WHAT NEEDS TO BE DONE =
Report each line of the data that includes the word "layout".

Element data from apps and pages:

◇ ◇ ◇ ◇

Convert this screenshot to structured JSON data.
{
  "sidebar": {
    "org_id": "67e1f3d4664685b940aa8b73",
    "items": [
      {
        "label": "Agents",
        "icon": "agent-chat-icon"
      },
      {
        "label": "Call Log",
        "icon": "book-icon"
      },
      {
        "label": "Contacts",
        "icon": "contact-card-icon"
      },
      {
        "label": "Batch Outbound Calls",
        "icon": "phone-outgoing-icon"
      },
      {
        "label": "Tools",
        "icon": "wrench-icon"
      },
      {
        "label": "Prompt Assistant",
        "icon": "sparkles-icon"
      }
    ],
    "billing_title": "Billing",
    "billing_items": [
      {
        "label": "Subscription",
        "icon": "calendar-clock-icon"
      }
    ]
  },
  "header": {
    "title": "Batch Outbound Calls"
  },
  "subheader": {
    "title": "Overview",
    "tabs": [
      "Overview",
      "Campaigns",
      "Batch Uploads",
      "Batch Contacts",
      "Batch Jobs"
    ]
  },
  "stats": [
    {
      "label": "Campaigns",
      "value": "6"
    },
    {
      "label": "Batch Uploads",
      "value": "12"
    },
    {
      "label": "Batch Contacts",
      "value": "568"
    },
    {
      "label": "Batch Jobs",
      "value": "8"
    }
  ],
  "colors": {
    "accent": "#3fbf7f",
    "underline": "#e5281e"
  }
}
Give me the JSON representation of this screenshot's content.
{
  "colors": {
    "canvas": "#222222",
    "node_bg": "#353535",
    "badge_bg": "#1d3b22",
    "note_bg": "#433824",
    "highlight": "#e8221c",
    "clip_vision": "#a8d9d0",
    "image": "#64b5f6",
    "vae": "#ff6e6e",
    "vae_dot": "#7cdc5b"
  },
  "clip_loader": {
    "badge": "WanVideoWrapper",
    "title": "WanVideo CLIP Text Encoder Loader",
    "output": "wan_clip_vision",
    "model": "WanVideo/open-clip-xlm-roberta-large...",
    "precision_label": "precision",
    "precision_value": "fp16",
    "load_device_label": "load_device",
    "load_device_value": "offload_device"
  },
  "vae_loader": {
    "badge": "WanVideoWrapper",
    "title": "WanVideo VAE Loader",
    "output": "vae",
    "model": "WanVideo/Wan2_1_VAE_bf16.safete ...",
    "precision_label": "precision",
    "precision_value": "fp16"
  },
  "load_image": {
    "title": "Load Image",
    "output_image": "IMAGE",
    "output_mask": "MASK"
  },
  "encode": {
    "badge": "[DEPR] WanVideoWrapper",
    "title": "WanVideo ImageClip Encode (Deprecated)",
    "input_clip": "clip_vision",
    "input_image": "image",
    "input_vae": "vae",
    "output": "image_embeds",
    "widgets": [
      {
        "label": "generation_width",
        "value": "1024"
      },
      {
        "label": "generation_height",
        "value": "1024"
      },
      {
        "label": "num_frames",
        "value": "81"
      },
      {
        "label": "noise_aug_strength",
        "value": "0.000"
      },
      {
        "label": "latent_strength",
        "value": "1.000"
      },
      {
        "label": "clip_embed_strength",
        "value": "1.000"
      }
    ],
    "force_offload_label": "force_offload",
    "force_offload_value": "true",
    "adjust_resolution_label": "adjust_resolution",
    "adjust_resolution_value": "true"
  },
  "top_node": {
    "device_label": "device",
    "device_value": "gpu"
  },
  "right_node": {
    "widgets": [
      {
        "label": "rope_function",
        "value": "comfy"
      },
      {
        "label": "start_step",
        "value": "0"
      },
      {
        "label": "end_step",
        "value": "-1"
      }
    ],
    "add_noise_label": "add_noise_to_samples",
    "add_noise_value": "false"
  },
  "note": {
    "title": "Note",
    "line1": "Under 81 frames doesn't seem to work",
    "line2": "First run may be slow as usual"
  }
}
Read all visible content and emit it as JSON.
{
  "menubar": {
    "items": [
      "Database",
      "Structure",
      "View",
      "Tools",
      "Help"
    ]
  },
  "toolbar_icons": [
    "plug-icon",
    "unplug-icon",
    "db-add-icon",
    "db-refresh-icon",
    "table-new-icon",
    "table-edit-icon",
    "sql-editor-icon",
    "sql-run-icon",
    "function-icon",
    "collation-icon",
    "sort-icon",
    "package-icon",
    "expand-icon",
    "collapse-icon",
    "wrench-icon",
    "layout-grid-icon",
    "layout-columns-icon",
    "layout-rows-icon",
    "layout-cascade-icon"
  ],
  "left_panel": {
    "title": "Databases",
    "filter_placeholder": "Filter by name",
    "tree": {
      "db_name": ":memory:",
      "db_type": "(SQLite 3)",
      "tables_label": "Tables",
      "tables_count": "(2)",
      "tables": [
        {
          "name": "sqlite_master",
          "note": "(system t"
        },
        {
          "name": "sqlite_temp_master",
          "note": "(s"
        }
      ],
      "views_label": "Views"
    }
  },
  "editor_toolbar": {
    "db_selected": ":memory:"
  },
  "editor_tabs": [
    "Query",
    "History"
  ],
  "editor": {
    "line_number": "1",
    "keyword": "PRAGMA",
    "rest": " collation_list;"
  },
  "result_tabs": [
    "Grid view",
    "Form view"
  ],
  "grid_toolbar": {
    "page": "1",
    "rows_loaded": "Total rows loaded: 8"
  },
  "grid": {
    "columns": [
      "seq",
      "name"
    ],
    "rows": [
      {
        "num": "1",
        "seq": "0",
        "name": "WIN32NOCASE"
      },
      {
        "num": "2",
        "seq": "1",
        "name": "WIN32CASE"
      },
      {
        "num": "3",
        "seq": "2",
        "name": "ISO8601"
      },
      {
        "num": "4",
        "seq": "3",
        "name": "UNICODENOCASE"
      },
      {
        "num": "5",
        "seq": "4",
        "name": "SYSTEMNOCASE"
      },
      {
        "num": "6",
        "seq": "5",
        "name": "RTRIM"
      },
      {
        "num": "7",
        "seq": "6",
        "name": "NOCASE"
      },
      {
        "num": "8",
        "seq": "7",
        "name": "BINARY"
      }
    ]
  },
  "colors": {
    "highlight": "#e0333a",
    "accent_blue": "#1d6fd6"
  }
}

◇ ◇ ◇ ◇

TASK RESPONSE =
    "layout-grid-icon",
    "layout-columns-icon",
    "layout-rows-icon",
    "layout-cascade-icon"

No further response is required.